The COVID-19 pandemic has forced public health systems and governments at all levels to reassess how science-led programs are created and executed for the entire population. While more than half of Australia’s population is under lockdowns, rapid uptake of COVID-19 vaccine is the most important message every leader around Australia, the Chief Medical Officers and epidemiologist are emphasising.
In its bid to be a part of this change, a pop-up COVID vaccination clinic in the northern suburb of Mill Park in Metropolitan Melbourne is delivering a unique message of mixing spirituality and social service.
From September 3, the BAPS Shri Swaminarayan Mandir (BAPS Temple) vaccination clinic started booking appointments, clocking over 800 plus appointments in a record time. Over four days, this pop-up clinic will deliver over 800 jabs to those attending who are aged 16 years and older.

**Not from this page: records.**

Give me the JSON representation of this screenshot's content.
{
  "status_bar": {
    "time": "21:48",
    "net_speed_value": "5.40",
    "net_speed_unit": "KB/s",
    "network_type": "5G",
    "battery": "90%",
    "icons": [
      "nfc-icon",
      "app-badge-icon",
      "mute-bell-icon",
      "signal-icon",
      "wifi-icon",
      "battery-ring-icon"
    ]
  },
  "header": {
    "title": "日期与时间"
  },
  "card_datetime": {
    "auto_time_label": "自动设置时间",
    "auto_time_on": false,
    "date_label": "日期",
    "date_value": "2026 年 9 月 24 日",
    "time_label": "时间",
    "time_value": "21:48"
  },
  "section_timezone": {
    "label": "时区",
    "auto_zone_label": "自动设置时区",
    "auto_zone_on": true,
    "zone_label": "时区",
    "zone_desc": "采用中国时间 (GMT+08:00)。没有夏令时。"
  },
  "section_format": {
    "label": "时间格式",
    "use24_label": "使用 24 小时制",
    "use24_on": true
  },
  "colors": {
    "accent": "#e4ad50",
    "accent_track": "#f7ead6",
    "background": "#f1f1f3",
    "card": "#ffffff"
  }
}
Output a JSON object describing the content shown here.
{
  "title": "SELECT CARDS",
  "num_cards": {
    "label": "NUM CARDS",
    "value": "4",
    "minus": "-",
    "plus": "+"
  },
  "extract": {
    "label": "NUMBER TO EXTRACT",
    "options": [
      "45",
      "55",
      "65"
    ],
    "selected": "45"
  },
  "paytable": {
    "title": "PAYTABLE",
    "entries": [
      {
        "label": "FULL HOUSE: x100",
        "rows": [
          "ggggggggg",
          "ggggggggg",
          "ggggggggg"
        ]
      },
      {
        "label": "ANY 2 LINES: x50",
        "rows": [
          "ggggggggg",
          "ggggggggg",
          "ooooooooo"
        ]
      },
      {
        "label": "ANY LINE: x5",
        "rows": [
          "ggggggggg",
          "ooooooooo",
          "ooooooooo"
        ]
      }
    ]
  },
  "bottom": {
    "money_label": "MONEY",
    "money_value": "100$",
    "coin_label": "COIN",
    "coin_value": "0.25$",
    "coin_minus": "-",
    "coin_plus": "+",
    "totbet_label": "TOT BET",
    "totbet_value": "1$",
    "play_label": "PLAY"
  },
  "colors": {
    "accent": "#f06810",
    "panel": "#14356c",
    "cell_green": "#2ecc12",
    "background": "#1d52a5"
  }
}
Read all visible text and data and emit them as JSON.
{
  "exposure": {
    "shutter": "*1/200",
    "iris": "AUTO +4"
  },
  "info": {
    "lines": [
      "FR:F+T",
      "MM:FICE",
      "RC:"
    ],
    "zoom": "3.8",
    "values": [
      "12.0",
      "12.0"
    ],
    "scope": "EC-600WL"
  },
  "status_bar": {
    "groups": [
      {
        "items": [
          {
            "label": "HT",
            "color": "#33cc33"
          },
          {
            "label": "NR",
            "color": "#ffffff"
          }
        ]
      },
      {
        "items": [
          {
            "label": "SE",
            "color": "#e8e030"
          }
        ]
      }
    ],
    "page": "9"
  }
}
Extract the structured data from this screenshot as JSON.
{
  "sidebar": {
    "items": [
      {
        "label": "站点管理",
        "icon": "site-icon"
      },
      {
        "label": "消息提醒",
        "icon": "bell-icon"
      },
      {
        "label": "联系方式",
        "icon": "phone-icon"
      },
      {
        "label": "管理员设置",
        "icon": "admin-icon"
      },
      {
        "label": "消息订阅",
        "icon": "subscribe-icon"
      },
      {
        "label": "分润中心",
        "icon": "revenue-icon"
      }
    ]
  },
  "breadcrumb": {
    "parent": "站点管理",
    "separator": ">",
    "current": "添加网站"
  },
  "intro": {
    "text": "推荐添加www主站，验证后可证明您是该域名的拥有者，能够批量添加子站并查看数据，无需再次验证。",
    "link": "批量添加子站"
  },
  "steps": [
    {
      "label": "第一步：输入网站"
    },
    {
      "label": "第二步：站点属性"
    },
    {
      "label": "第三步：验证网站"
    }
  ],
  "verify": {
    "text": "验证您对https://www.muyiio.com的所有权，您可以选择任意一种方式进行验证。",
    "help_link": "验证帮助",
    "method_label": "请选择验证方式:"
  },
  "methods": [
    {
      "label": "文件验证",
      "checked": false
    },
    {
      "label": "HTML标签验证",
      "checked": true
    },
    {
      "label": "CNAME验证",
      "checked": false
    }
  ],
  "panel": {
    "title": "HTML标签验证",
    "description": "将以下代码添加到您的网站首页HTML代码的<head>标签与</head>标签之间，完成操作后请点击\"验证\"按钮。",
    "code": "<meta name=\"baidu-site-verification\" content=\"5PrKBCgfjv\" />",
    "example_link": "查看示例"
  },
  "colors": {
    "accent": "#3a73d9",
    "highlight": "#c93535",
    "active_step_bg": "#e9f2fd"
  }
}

The Victorian Department of Health, DPV Health and BAPS Temple have collaborated and innovated to provide a large-scale vaccination program that can be rolled out with high level CALD community engagement, according to a press release.
The collaborative team first delivered a COVID-19 Vaccine Information Webinar last weekend prior to opening the vaccination centre. BAPS Temple reached out to the Hindu community to combat the COVID misinformation issues which would hamper the pace of vaccination in the community.
The vaccination clinic being set up at the temple also has translators and medical staff on-site for the four days of its operations to assist Indian community members to provide the right information and the jab.
Messages of encouragement and blessings from the BAPS Swamis (Hindu Monks) provided confidence and lowered concerns about getting vaccinated. “His Holiness Mahant Swami Maharaj, the spiritual Guru (Leader) of BAPS has appealed to all to get vaccinated without any delay and in accordance with government guidelines,” said Ishita Patel, BAPS Community Engagement and Outreach Officer.
International students and elderly parents in Indian families have welcomed this opportunity with great enthusiasm. The familiar site of the temple which they visited regularly before the pandemic for Indian festival celebrations, prayers, community activities and to meet their friends also provides confidence and lowers concerns about language barriers or other fears to get vaccinated.
The BAPS temple used weekly online assemblies, phone calls, social media posts and personal messages on messaging platforms to spread the word about the information webinar and vaccination clinic appointments. “BAPS volunteers are inspired to perform this COVID vaccination clinic community service following the ethos – ‘In the joy of others lies our own” – as demonstrated and taught to us by the previous BAPS Guru His Holiness Pramukh Swami Maharaj.
“BAPS Australia is ready, willing and able to play its part in looking after the safety, health and well-being of its congregation and the broader community,” said Sitesh Bhojani, member of the trustee board for BAPS Australia.
He added, “With the guidance from our spiritual leaders, the BAPS Swamis, BAPS has teams of volunteers keen to provide seva or self-less service to support the congregation and wider community getting vaccinated against COVID-19.”
In this 21st century, partnerships like this from health authorities and a place of worship are delivering the message of hope, trust and community led actions.
The vaccination clinic at BAPS Mill Park Temple will also deliver the second dose of the vaccine in mid-October to people who have received their first dose during these four days to ensure full protection for people and to help authorities achieve their double dose vaccination targets in Victoria.
In its bid to be a part of this change, a pop-up #COVID #vaccination clinic in the northern suburb of Mill Park in Metropolitan Melbourne is delivering a unique message of mixing spirituality and social service. #TheIndianSunhttps://t.co/TqaNuVYKJg
— The Indian Sun (@The_Indian_Sun) September 5, 2021